With the Tony Bennett news I wanted to write some analysis, but since I am very pressed for time today with other items, here is a piece from the last week of the 2013 session about Jeb Bush’s education agenda from a historical perspective.
From May 1, 2013:
Jeb Bush left the Governor’s office over six years ago, yet his influence continues to dominate the legislative agenda of the state GOP. This week’s no vote on the “parent trigger” bill was just the latest salvo in a nearly two decade battle to save Florida’s schools from Jeb Bush’s political agenda.The death of parent trigger for another year completes what has been a wretched two months for the former Governor. Last month Bush completed a disastrous national media tour where he contradicted himself repeatedly and also slipped so far behind his one time protege’ Marco Rubio on the national radar he withdrew from the CPAC Presidential straw poll. (Rubio placed second in that poll and first among what I would refer to as “Republicans who can actually be nominated.”)
While at first Republicans signed on in lock-step to Bush’s “reforms” cracks in the support for school “choice” have been apparent for a decade now. Many Republican elected officials have realized for all of the phony organizations and big corporate cash splashed on the school “choice” effort, that grassroots support for anything that destroys the public schools system is minimal even among self-proclaimed conservatives.
Bush failed to deliver on job promises and his funneling of state funds to Scripps Research Center now looks like a disaster. By contrast, Rick Scott has done well with creating jobs and relocating facilities from other states with long-term potential upside. Scott can and needs to do better for our state but when compared to Bush’s sorry legacy in less difficult economic times, it is very telling.
Since Bush began pushing for school “reforms” Florida’s ratings in academic progress and higher education have continued to decline and we have seen countless for-profit schools go out of business. The “reforms” pushed by Bush including an over emphasis on standardized testing has contributed to a downturn in morale among Florida’s best and brightest teachers. Despite all of this, Bush’s allies continue to push “reforms” which cast aspersions on the public school system when in fact the failures in the education system have come from the inadequate funding, constant tinkering of standards, over-emphasis on testing and the push for charter schools/vouchers during the Bush & Crist Governorships.

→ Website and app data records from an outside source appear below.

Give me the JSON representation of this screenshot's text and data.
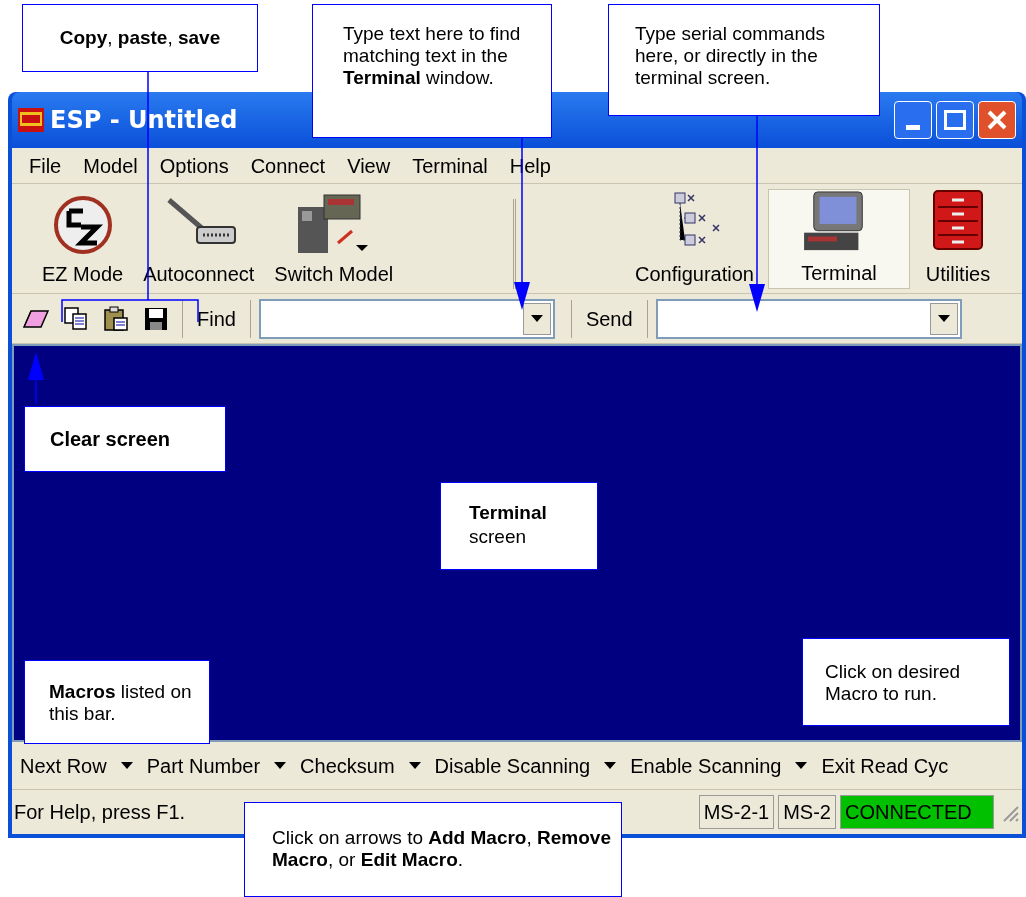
{
  "window": {
    "title": "ESP - Untitled"
  },
  "menu": [
    "File",
    "Model",
    "Options",
    "Connect",
    "View",
    "Terminal",
    "Help"
  ],
  "toolbar": [
    {
      "kind": "ez",
      "label": "EZ Mode",
      "selected": false
    },
    {
      "kind": "cable",
      "label": "Autoconnect",
      "selected": false
    },
    {
      "kind": "switch",
      "label": "Switch Model",
      "selected": false
    },
    {
      "kind": "separator"
    },
    {
      "kind": "config",
      "label": "Configuration",
      "selected": false
    },
    {
      "kind": "terminal",
      "label": "Terminal",
      "selected": true
    },
    {
      "kind": "utilities",
      "label": "Utilities",
      "selected": false
    }
  ],
  "find_bar": {
    "find_label": "Find",
    "send_label": "Send"
  },
  "macros": [
    "Next Row",
    "Part Number",
    "Checksum",
    "Disable Scanning",
    "Enable Scanning",
    "Exit Read Cyc"
  ],
  "status_bar": {
    "help": "For Help, press F1.",
    "panels": [
      "MS-2-1",
      "MS-2"
    ],
    "connection": "CONNECTED"
  },
  "callouts": [
    {
      "kind": "copy",
      "text": "**Copy**, **paste**, **save**"
    },
    {
      "kind": "find",
      "text": "Type text here to find matching text in the **Terminal** window."
    },
    {
      "kind": "send",
      "text": "Type serial commands here, or directly in the terminal screen."
    },
    {
      "kind": "clear",
      "text": "**Clear screen**"
    },
    {
      "kind": "terminal",
      "text": "**Terminal** screen"
    },
    {
      "kind": "macro-run",
      "text": "Click on desired Macro to run."
    },
    {
      "kind": "macros",
      "text": "**Macros** listed on this bar."
    },
    {
      "kind": "arrows",
      "text": "Click on arrows to **Add Macro**, **Remove Macro**, or **Edit Macro**."
    }
  ]
}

When he was Governor, Bush was always confident bordering on cocky. His self assurance and quite frankly his arrogance rubbed most the wrong way including many Republicans. However over the past two months he’s appeared to be less shrill but also less confident in his words and mannerisms. Perhaps this is simply the works of handlers trying to make Bush appear more humble in anticipation of a potential 2016 Presidential Campaign. Maybe it’s some growing as Bush has gone from being a younger conservative ideologue committed to making Florida the center of right-wing think tank inspired legislation to phony senior party statesman.
Yet behind all of the Bush machismo, one can sense growing insecurity. Bush does not have the influence he thought he did with Republicans both here at home in Florida and across the country. His greatest cheerleaders are those seeking education “reform” and the so-called intellectual wing of the conservative movement who read such magazines as the Weekly Standard and National Review. Mainline conservatism has moved beyond him while his Florida legacy is in shambles.
The national and state media continue to give Jeb Bush credit for being wonkier on policy, especially when compared to his older brother George W. Bush. From those same pundits we consistently hear about Jeb as a 2016 contender but the reality is that Florida’s Bush is every bit as petty and partisan as Rove and probably more so than his brother. In Texas, Rove worked with Republican legislators and statewide officials to curb the power and influence of the trial lawyers, whose campaign contributions kept the Democrats competitive against the corporate funded GOP. De-funding the left was the mantra and in Florida, the younger Bush repeated the trick by curbing the power, influence and ultimately the spirit of the trial lawyers and the teachers unions. This was the goal of Jeb Bush’s governorship: to fundamentally remake the political playing field in the state in favor of big business, insurance companies, for-profit schools and polluters.
Florida Republicans can do better than simply parroting Jeb Bush and so can our state. In fact, thise week’s parent trigger failure when viewed with the perspective of Bush’s disastrous month of March may mean after almost two decades, Jeb Bush’s influence on Florida Republicans is at an all time low.
[…] views of Jeb Bush particularly on education issues are well-documented. As someone who was a veteran of the bruising legislative and political battles of the late 1990s […]
[…] is especially true in Florida. Jeb Bush brought in a new wave of partisanship to the state with his drive toward privatization and many have jumped ship as the Tea Party rose to power and dragged the middle further to the […]
[…] is saying and how he is articulating it. My view of Jeb Bush, particularly on education issues, are well-documented. As a veteran of the bruising legislative and political battles of the late 1990s and early 2000s, […]